Repeat every entry word for word, but leave the images out of your copy.

= Items from an interface collection =
--- START ---

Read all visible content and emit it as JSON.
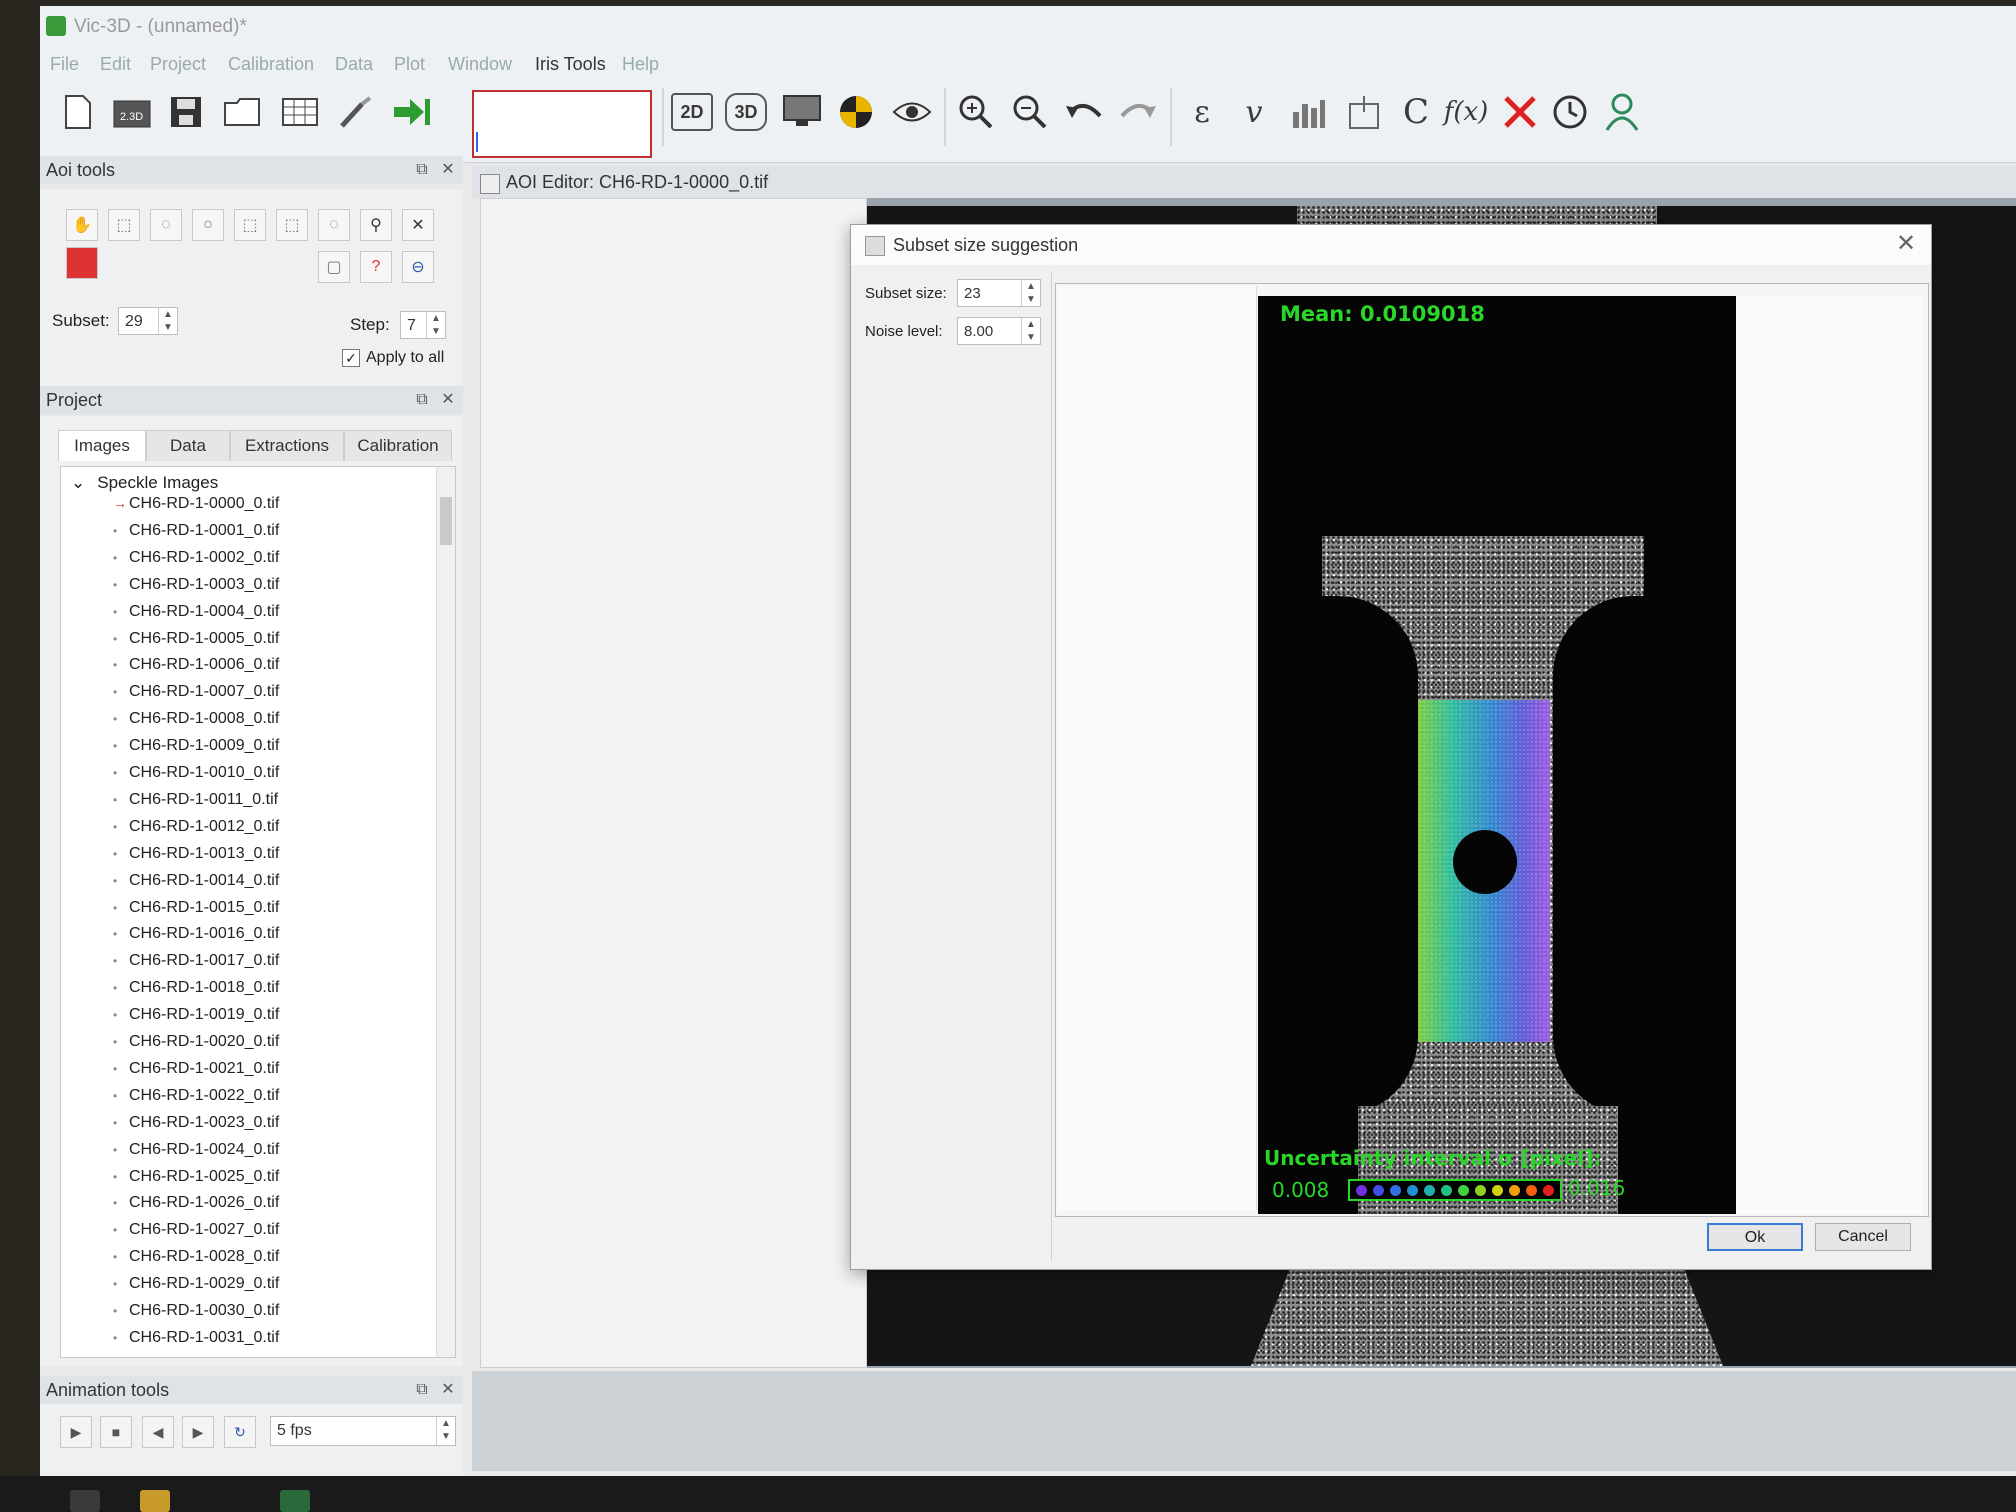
{
  "window": {
    "title": "Vic-3D - (unnamed)*"
  },
  "menu": [
    "File",
    "Edit",
    "Project",
    "Calibration",
    "Data",
    "Plot",
    "Window",
    "Iris Tools",
    "Help"
  ],
  "toolbar": {
    "btn_2d": "2D",
    "btn_3d": "3D",
    "open_vic_label": "2.3D",
    "strain_symbol": "ε",
    "velocity_symbol": "v",
    "c_symbol": "C",
    "fx_symbol": "f(x)"
  },
  "aoi_tools": {
    "title": "Aoi tools",
    "subset_label": "Subset:",
    "subset_value": "29",
    "step_label": "Step:",
    "step_value": "7",
    "apply_label": "Apply to all",
    "apply_checked": "✓"
  },
  "project": {
    "title": "Project",
    "tabs": [
      "Images",
      "Data",
      "Extractions",
      "Calibration"
    ],
    "tree_root": "Speckle Images",
    "images": [
      "CH6-RD-1-0000_0.tif",
      "CH6-RD-1-0001_0.tif",
      "CH6-RD-1-0002_0.tif",
      "CH6-RD-1-0003_0.tif",
      "CH6-RD-1-0004_0.tif",
      "CH6-RD-1-0005_0.tif",
      "CH6-RD-1-0006_0.tif",
      "CH6-RD-1-0007_0.tif",
      "CH6-RD-1-0008_0.tif",
      "CH6-RD-1-0009_0.tif",
      "CH6-RD-1-0010_0.tif",
      "CH6-RD-1-0011_0.tif",
      "CH6-RD-1-0012_0.tif",
      "CH6-RD-1-0013_0.tif",
      "CH6-RD-1-0014_0.tif",
      "CH6-RD-1-0015_0.tif",
      "CH6-RD-1-0016_0.tif",
      "CH6-RD-1-0017_0.tif",
      "CH6-RD-1-0018_0.tif",
      "CH6-RD-1-0019_0.tif",
      "CH6-RD-1-0020_0.tif",
      "CH6-RD-1-0021_0.tif",
      "CH6-RD-1-0022_0.tif",
      "CH6-RD-1-0023_0.tif",
      "CH6-RD-1-0024_0.tif",
      "CH6-RD-1-0025_0.tif",
      "CH6-RD-1-0026_0.tif",
      "CH6-RD-1-0027_0.tif",
      "CH6-RD-1-0028_0.tif",
      "CH6-RD-1-0029_0.tif",
      "CH6-RD-1-0030_0.tif",
      "CH6-RD-1-0031_0.tif"
    ]
  },
  "animation": {
    "title": "Animation tools",
    "fps_value": "5 fps"
  },
  "editor": {
    "title": "AOI Editor: CH6-RD-1-0000_0.tif"
  },
  "dialog": {
    "title": "Subset size suggestion",
    "subset_label": "Subset size:",
    "subset_value": "23",
    "noise_label": "Noise level:",
    "noise_value": "8.00",
    "mean_text": "Mean: 0.0109018",
    "uncertainty_label": "Uncertainty interval σ [pixel]:",
    "scale_min": "0.008",
    "scale_max": "0.016",
    "ok_label": "Ok",
    "cancel_label": "Cancel",
    "close_glyph": "✕"
  },
  "colors": {
    "overlay_text": "#2ad62a",
    "accent_button": "#3a7bd5",
    "scale_stops": [
      "#7030e0",
      "#4050e0",
      "#3070e0",
      "#2090d0",
      "#20b0b0",
      "#20c080",
      "#40d040",
      "#90d020",
      "#d0d010",
      "#f0a010",
      "#f06010",
      "#e02020"
    ]
  },
  "icons": {
    "new": "new-file-icon",
    "open_project": "open-project-icon",
    "save": "save-icon",
    "folder": "open-folder-icon",
    "calendar": "grid-icon",
    "wand": "wand-icon",
    "run": "run-analysis-icon",
    "zoom_in": "zoom-in-icon",
    "zoom_out": "zoom-out-icon",
    "undo": "undo-icon",
    "redo": "redo-icon"
  }
}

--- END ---

= Task response =
Read all visible content and emit it as JSON.
{
  "window": {
    "title": "Vic-3D - (unnamed)*"
  },
  "menu": [
    "File",
    "Edit",
    "Project",
    "Calibration",
    "Data",
    "Plot",
    "Window",
    "Iris Tools",
    "Help"
  ],
  "toolbar": {
    "btn_2d": "2D",
    "btn_3d": "3D",
    "open_vic_label": "2.3D",
    "strain_symbol": "ε",
    "velocity_symbol": "v",
    "c_symbol": "C",
    "fx_symbol": "f(x)"
  },
  "aoi_tools": {
    "title": "Aoi tools",
    "subset_label": "Subset:",
    "subset_value": "29",
    "step_label": "Step:",
    "step_value": "7",
    "apply_label": "Apply to all",
    "apply_checked": "✓"
  },
  "project": {
    "title": "Project",
    "tabs": [
      "Images",
      "Data",
      "Extractions",
      "Calibration"
    ],
    "tree_root": "Speckle Images",
    "images": [
      "CH6-RD-1-0000_0.tif",
      "CH6-RD-1-0001_0.tif",
      "CH6-RD-1-0002_0.tif",
      "CH6-RD-1-0003_0.tif",
      "CH6-RD-1-0004_0.tif",
      "CH6-RD-1-0005_0.tif",
      "CH6-RD-1-0006_0.tif",
      "CH6-RD-1-0007_0.tif",
      "CH6-RD-1-0008_0.tif",
      "CH6-RD-1-0009_0.tif",
      "CH6-RD-1-0010_0.tif",
      "CH6-RD-1-0011_0.tif",
      "CH6-RD-1-0012_0.tif",
      "CH6-RD-1-0013_0.tif",
      "CH6-RD-1-0014_0.tif",
      "CH6-RD-1-0015_0.tif",
      "CH6-RD-1-0016_0.tif",
      "CH6-RD-1-0017_0.tif",
      "CH6-RD-1-0018_0.tif",
      "CH6-RD-1-0019_0.tif",
      "CH6-RD-1-0020_0.tif",
      "CH6-RD-1-0021_0.tif",
      "CH6-RD-1-0022_0.tif",
      "CH6-RD-1-0023_0.tif",
      "CH6-RD-1-0024_0.tif",
      "CH6-RD-1-0025_0.tif",
      "CH6-RD-1-0026_0.tif",
      "CH6-RD-1-0027_0.tif",
      "CH6-RD-1-0028_0.tif",
      "CH6-RD-1-0029_0.tif",
      "CH6-RD-1-0030_0.tif",
      "CH6-RD-1-0031_0.tif"
    ]
  },
  "animation": {
    "title": "Animation tools",
    "fps_value": "5 fps"
  },
  "editor": {
    "title": "AOI Editor: CH6-RD-1-0000_0.tif"
  },
  "dialog": {
    "title": "Subset size suggestion",
    "subset_label": "Subset size:",
    "subset_value": "23",
    "noise_label": "Noise level:",
    "noise_value": "8.00",
    "mean_text": "Mean: 0.0109018",
    "uncertainty_label": "Uncertainty interval σ [pixel]:",
    "scale_min": "0.008",
    "scale_max": "0.016",
    "ok_label": "Ok",
    "cancel_label": "Cancel",
    "close_glyph": "✕"
  },
  "colors": {
    "overlay_text": "#2ad62a",
    "accent_button": "#3a7bd5",
    "scale_stops": [
      "#7030e0",
      "#4050e0",
      "#3070e0",
      "#2090d0",
      "#20b0b0",
      "#20c080",
      "#40d040",
      "#90d020",
      "#d0d010",
      "#f0a010",
      "#f06010",
      "#e02020"
    ]
  },
  "icons": {
    "new": "new-file-icon",
    "open_project": "open-project-icon",
    "save": "save-icon",
    "folder": "open-folder-icon",
    "calendar": "grid-icon",
    "wand": "wand-icon",
    "run": "run-analysis-icon",
    "zoom_in": "zoom-in-icon",
    "zoom_out": "zoom-out-icon",
    "undo": "undo-icon",
    "redo": "redo-icon"
  }
}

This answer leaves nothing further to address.